This is a grant for a three-year project studying Receptor tyrosine (RTK’s) which are proteins that are expressed on the surface of cells and are known to play an important role in cellular differentiation and tumor growth. ROR2 is a RTK which is expressed at high levels in a significant subset of desmoid tumors. It is a receptor for the Wnt family of proteins, proteins that are known to play a role in a pathway in the development of desmoid tumors. They will generate a novel monoclonal antibody against the extracellular part of ROR2 and study its effect on desmoid tumor cell growth in vitro.
This is a three year grant studying the role of hydroxyurea in the treatment of primary and recurrent Desmoid Tumors in adults and children. Hydroxyurea is a generally well tolerated anti-neoplastic agent used in the treatment of myeloproliferative disease, CML and small group of carcinomas. This study builds on the favorable efficacy:toxicity experience in an earlier study in children in which preliminary results showed partial response or stable disease in 79% of patients. This is a non-randomized trial.
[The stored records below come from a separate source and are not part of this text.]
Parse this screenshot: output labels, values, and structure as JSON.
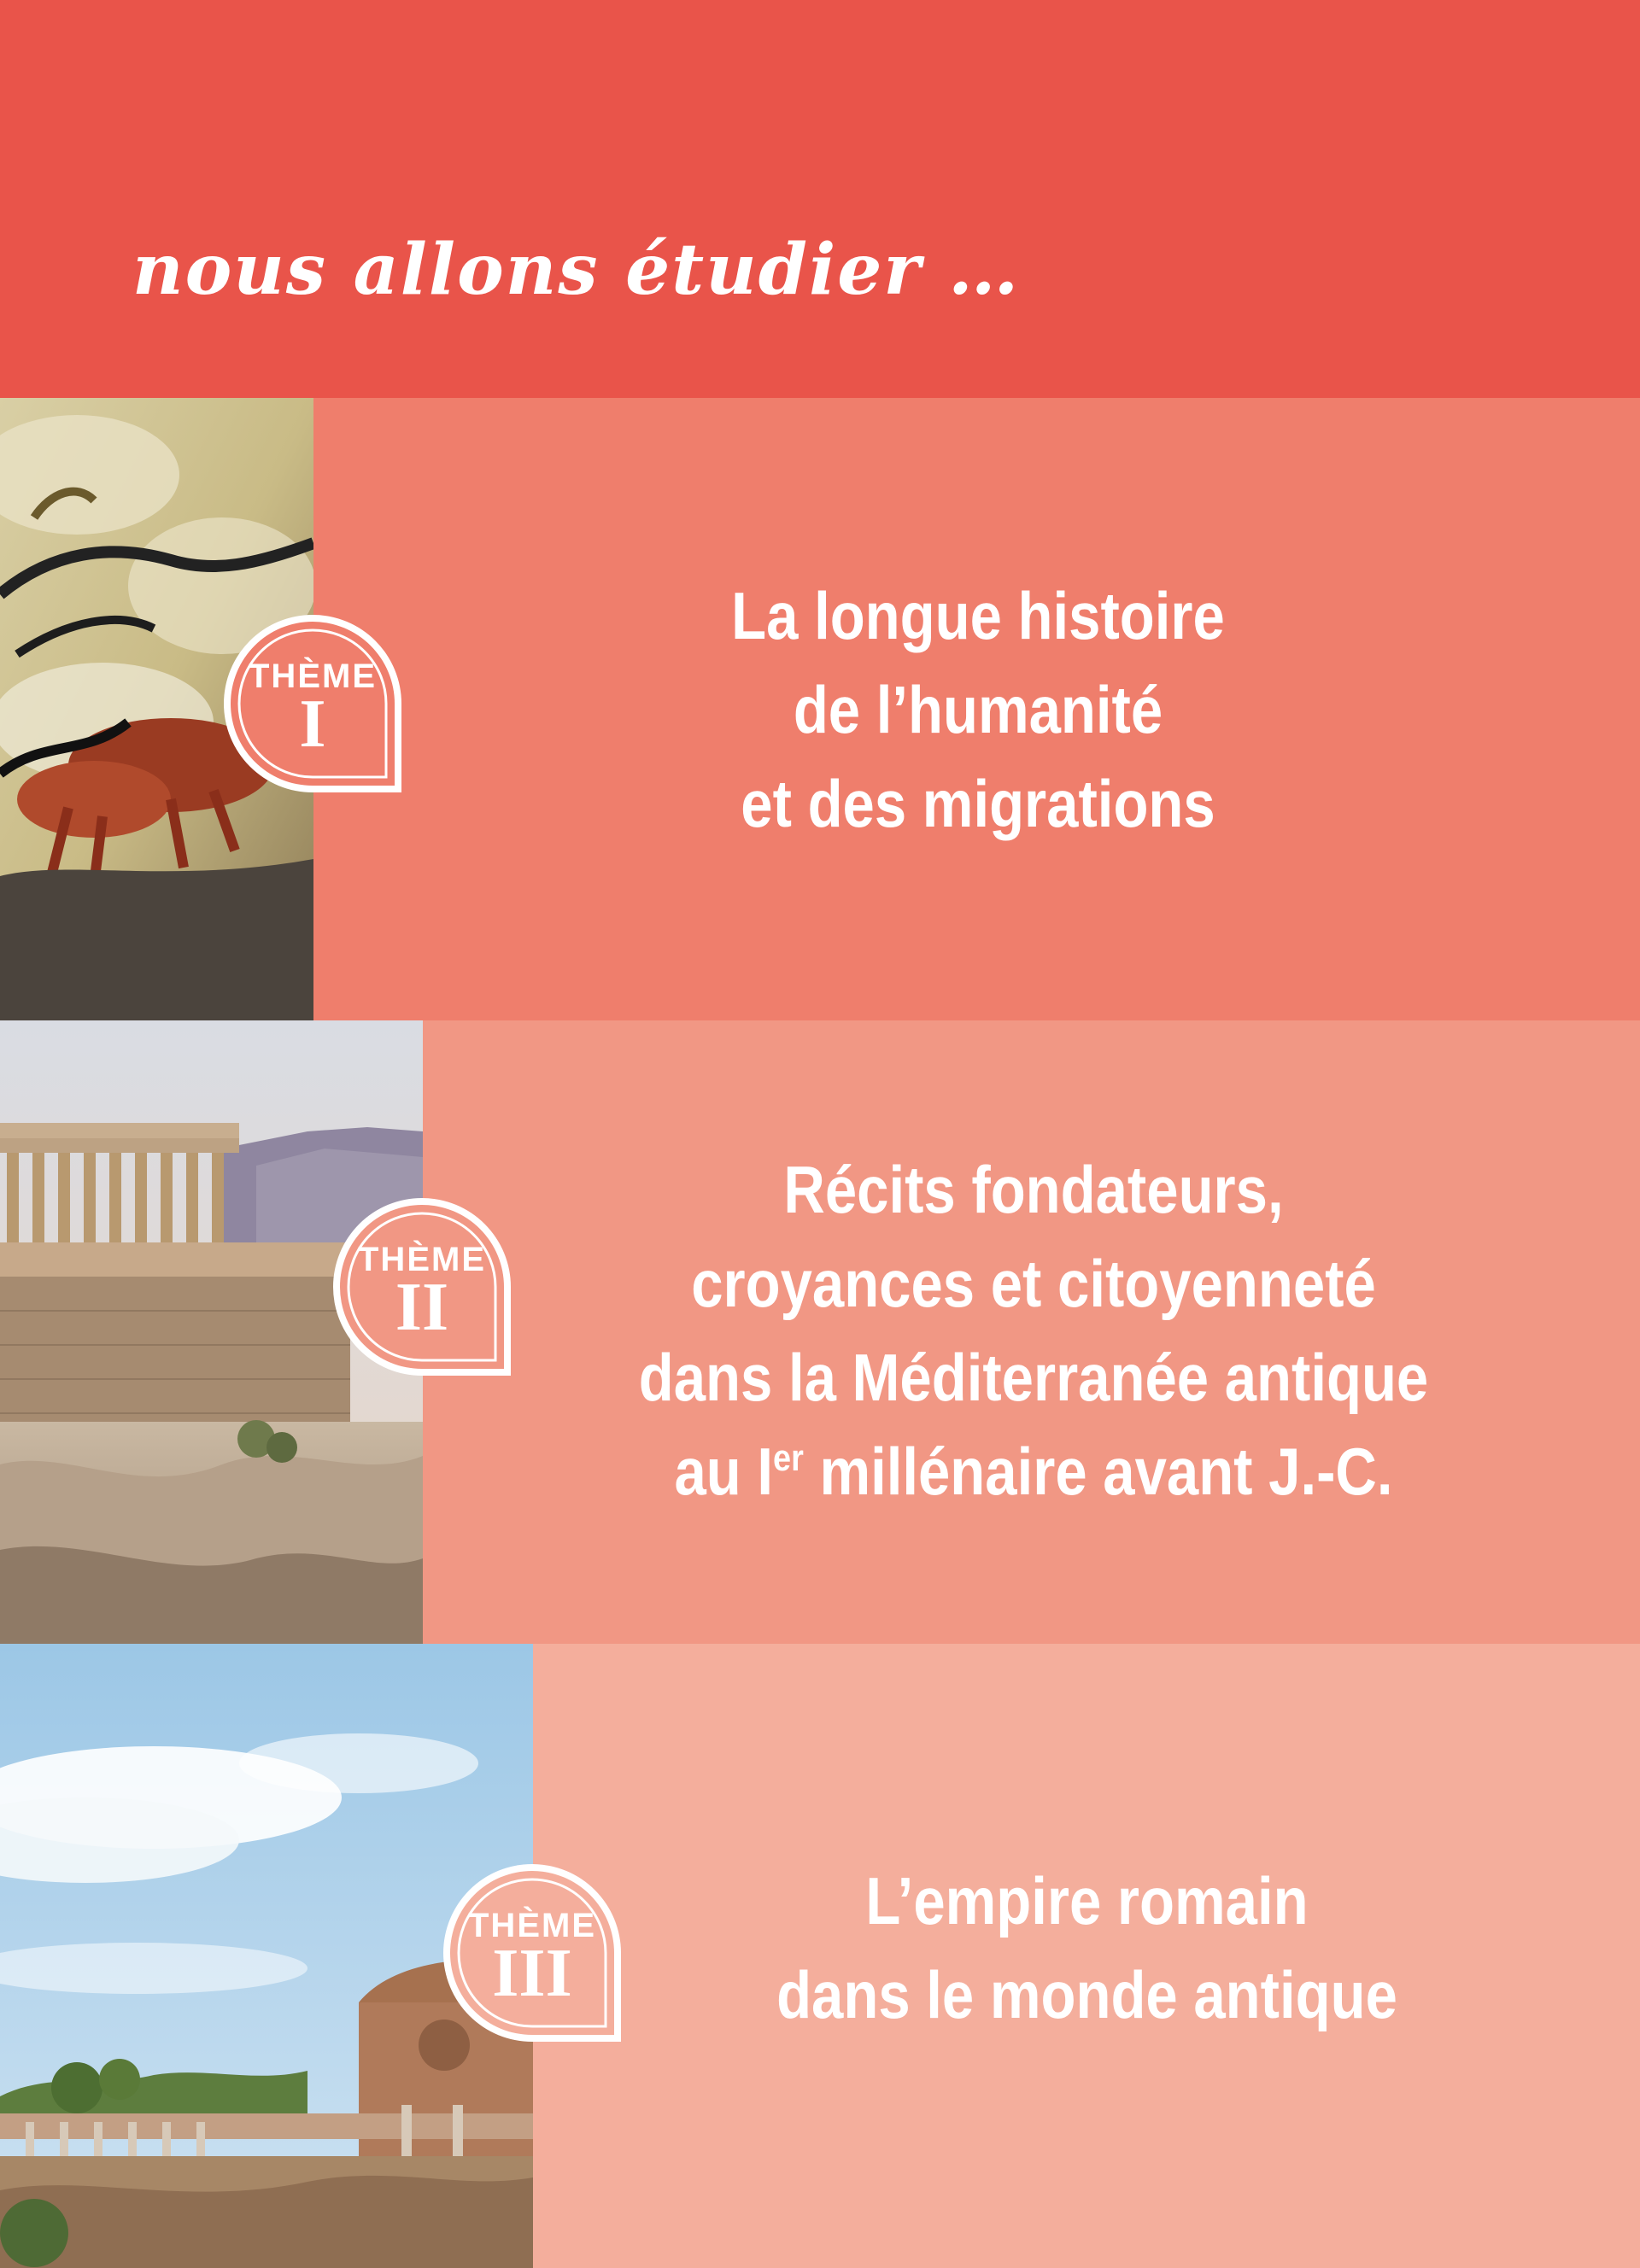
{
  "header": {
    "title": "nous allons étudier …"
  },
  "themes": [
    {
      "label": "THÈME",
      "numeral": "I",
      "title_lines": [
        "La longue histoire",
        "de l’humanité",
        "et des migrations"
      ],
      "image": "lascaux-cave-painting"
    },
    {
      "label": "THÈME",
      "numeral": "II",
      "title_lines": [
        "Récits fondateurs,",
        "croyances et citoyenneté",
        "dans la Méditerranée antique"
      ],
      "title_last_line": {
        "prefix": "au I",
        "superscript": "er",
        "suffix": " millénaire avant J.-C."
      },
      "image": "acropolis-athens"
    },
    {
      "label": "THÈME",
      "numeral": "III",
      "title_lines": [
        "L’empire romain",
        "dans le monde antique"
      ],
      "image": "roman-forum-ruins"
    }
  ],
  "colors": {
    "header": "#e9544a",
    "band_1": "#ef7e6c",
    "band_2": "#f19784",
    "band_3": "#f4ae9c"
  }
}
This is the third year of a three-year study. These investigators will be studying three molecular factors believed to be important in desmoid tumors: beta catenin, TCF-3 (a transcription factor) and ER-beta (an estrogen receptor). They are using a three-pronged approach. Aim 1 is the establishment of multiple desmoid tumor cell lines. Aim 2 is the examination of the role of beta catenin, TCF-3 and ERbeta interactions in desmoid proliferation using the cell lines developed in Aim 1. Aim 3 is the identification of desmoid tumor related molecular markers using oligoarrays and tissue microarrays.
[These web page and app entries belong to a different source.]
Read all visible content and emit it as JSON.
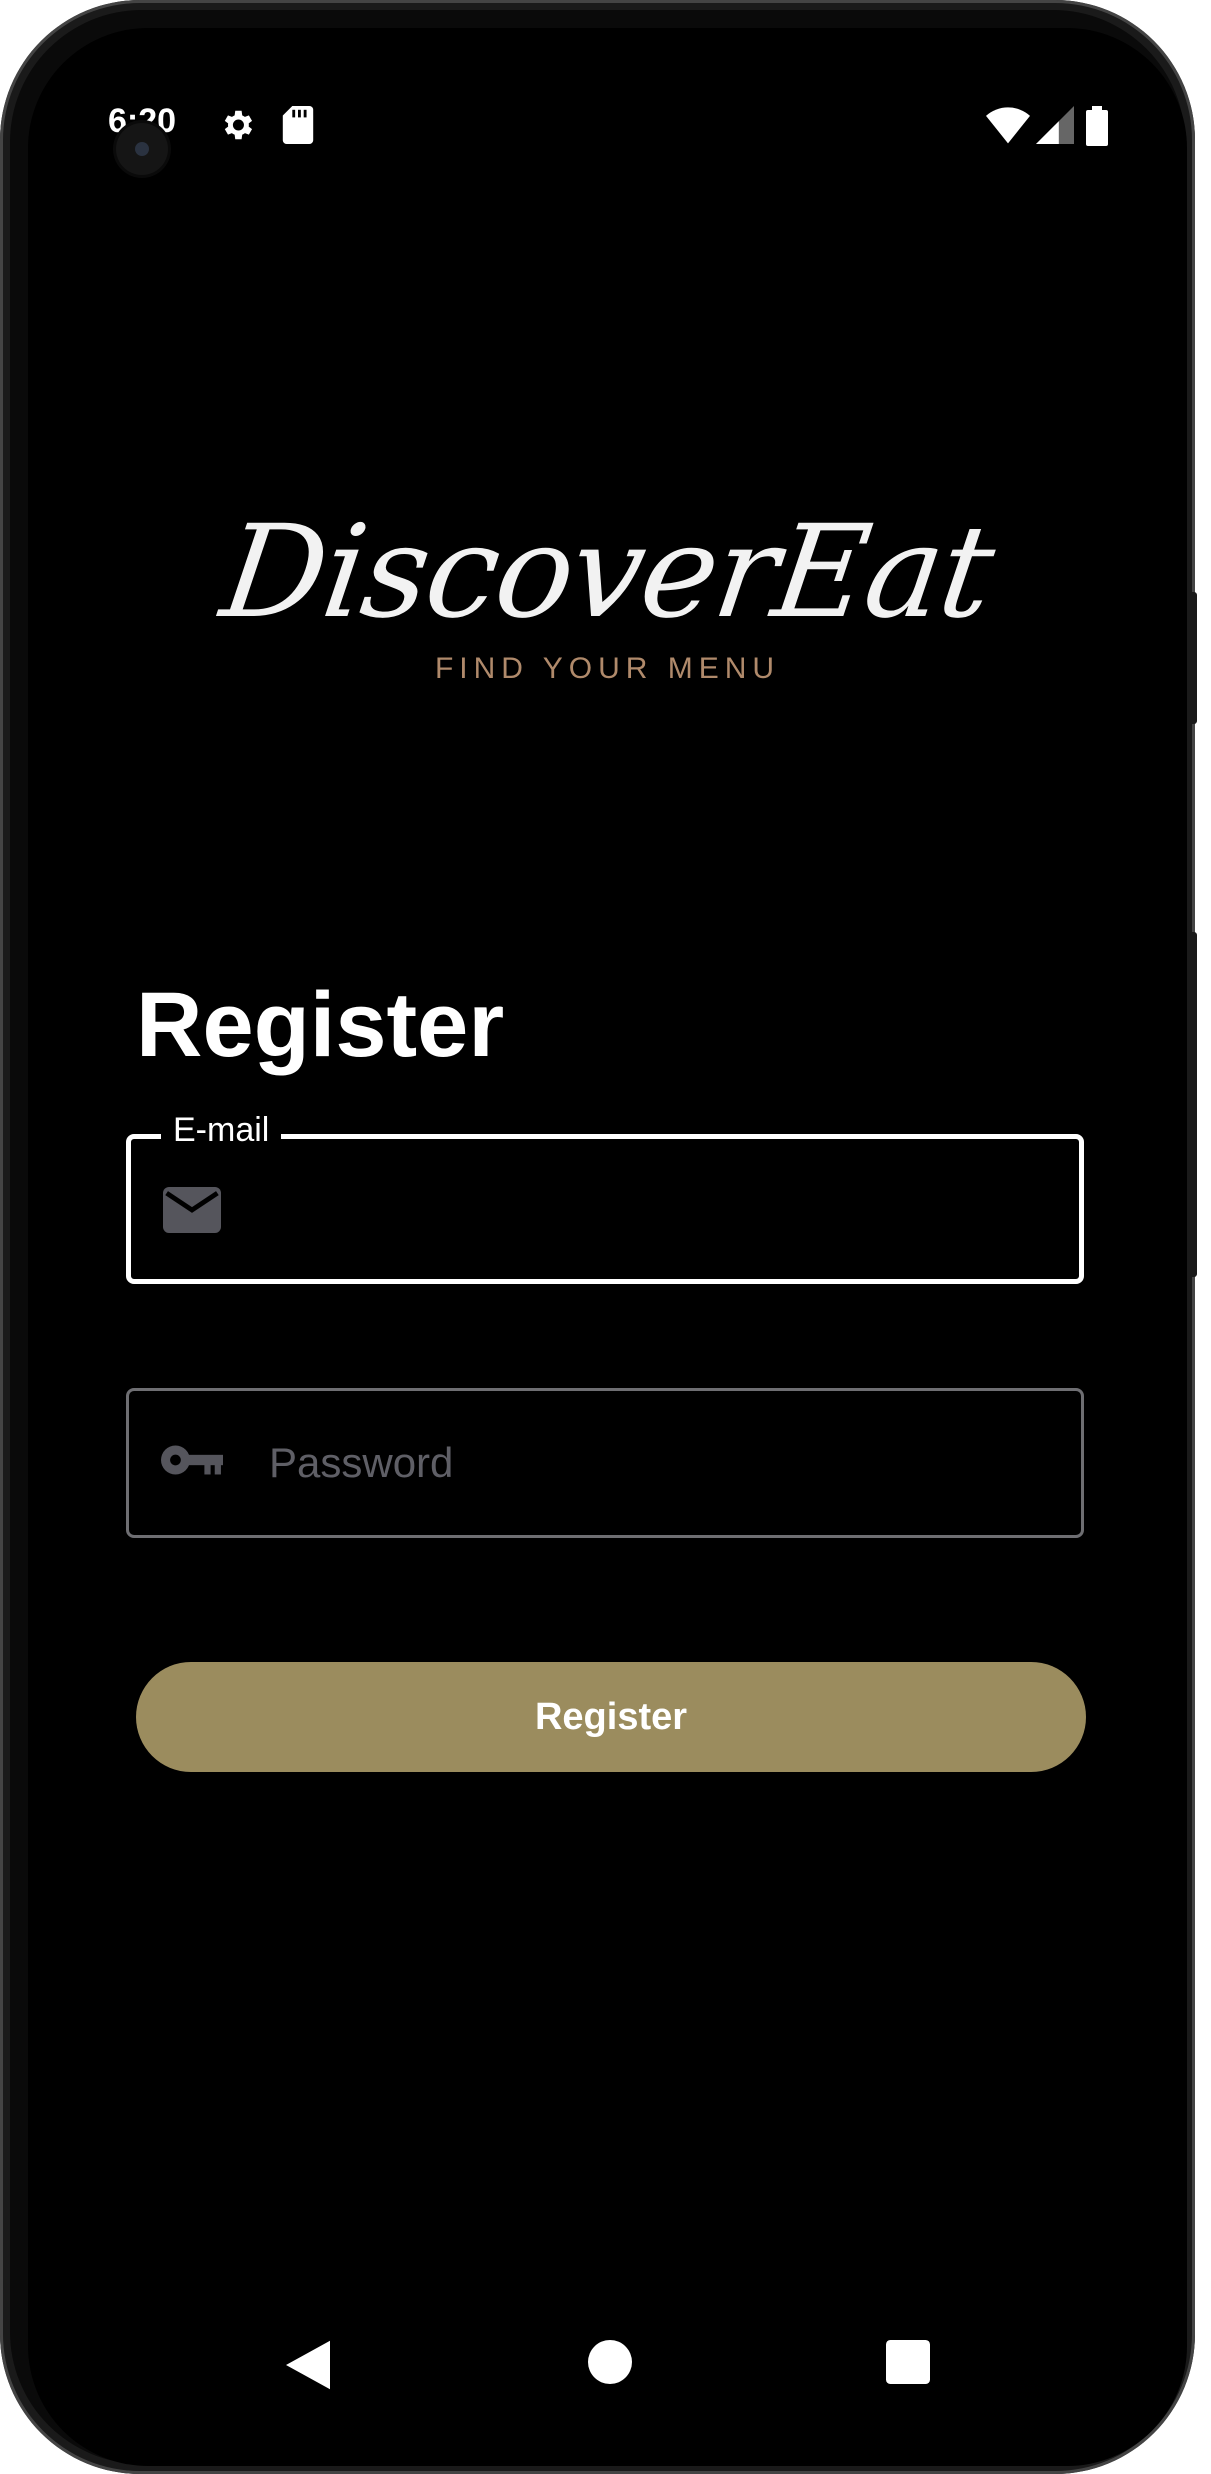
{
  "status_bar": {
    "time": "6:20",
    "icons": [
      "settings-icon",
      "sd-card-icon",
      "wifi-icon",
      "cell-signal-icon",
      "battery-icon"
    ]
  },
  "logo": {
    "name": "DiscoverEat",
    "tagline": "FIND YOUR MENU"
  },
  "form": {
    "title": "Register",
    "email": {
      "label": "E-mail",
      "value": "",
      "icon": "email-icon"
    },
    "password": {
      "placeholder": "Password",
      "value": "",
      "icon": "key-icon"
    },
    "submit_label": "Register"
  },
  "nav_bar": {
    "items": [
      "back-icon",
      "home-icon",
      "recents-icon"
    ]
  },
  "colors": {
    "background": "#000000",
    "button": "#9b8c5e",
    "tagline": "#b08a6b",
    "field_border_active": "#ffffff",
    "field_border_idle": "#6e6e72",
    "icon_muted": "#55555c"
  }
}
This is the third year of a three-year study. A small portion of stem cells in a given tissue give rise to all of the cells that make up that tissue. These cells help regenerate and maintain the tissue over its lifespan. These stem cells have been identified in a variety of tumor types and are called tumor initiating cells (TIC). These investigators will be testing the hypothesis that desmoid tumors contain a subpopulation of TIC and that desmoid tumors are derived from mesenchymal stem cells (MSC) that have a mutation leading to elevated levels of beta catenin, a protein thought to be instrumental in the development of familial adenomatous polyposis along with a mutation in the APC gene. In familial cases, desmoid tumors are associated with an APC mutation. Preliminary data suggest that desmoid tumors may be derived from MSC’s in which beta catenin signaling is misregulated. Dr. Alman and his team currently have 22 desmoid tumor cell lines with which to work. They will be (1) attempting to identify cell lines of TICs in desmoid tumors using established surface markers, and (2) using mice to determine if the tumors arise from misregulated MSC’s. Their goal is to ultimately develop a novel strategy of targeting desmoid tumor initiating cells.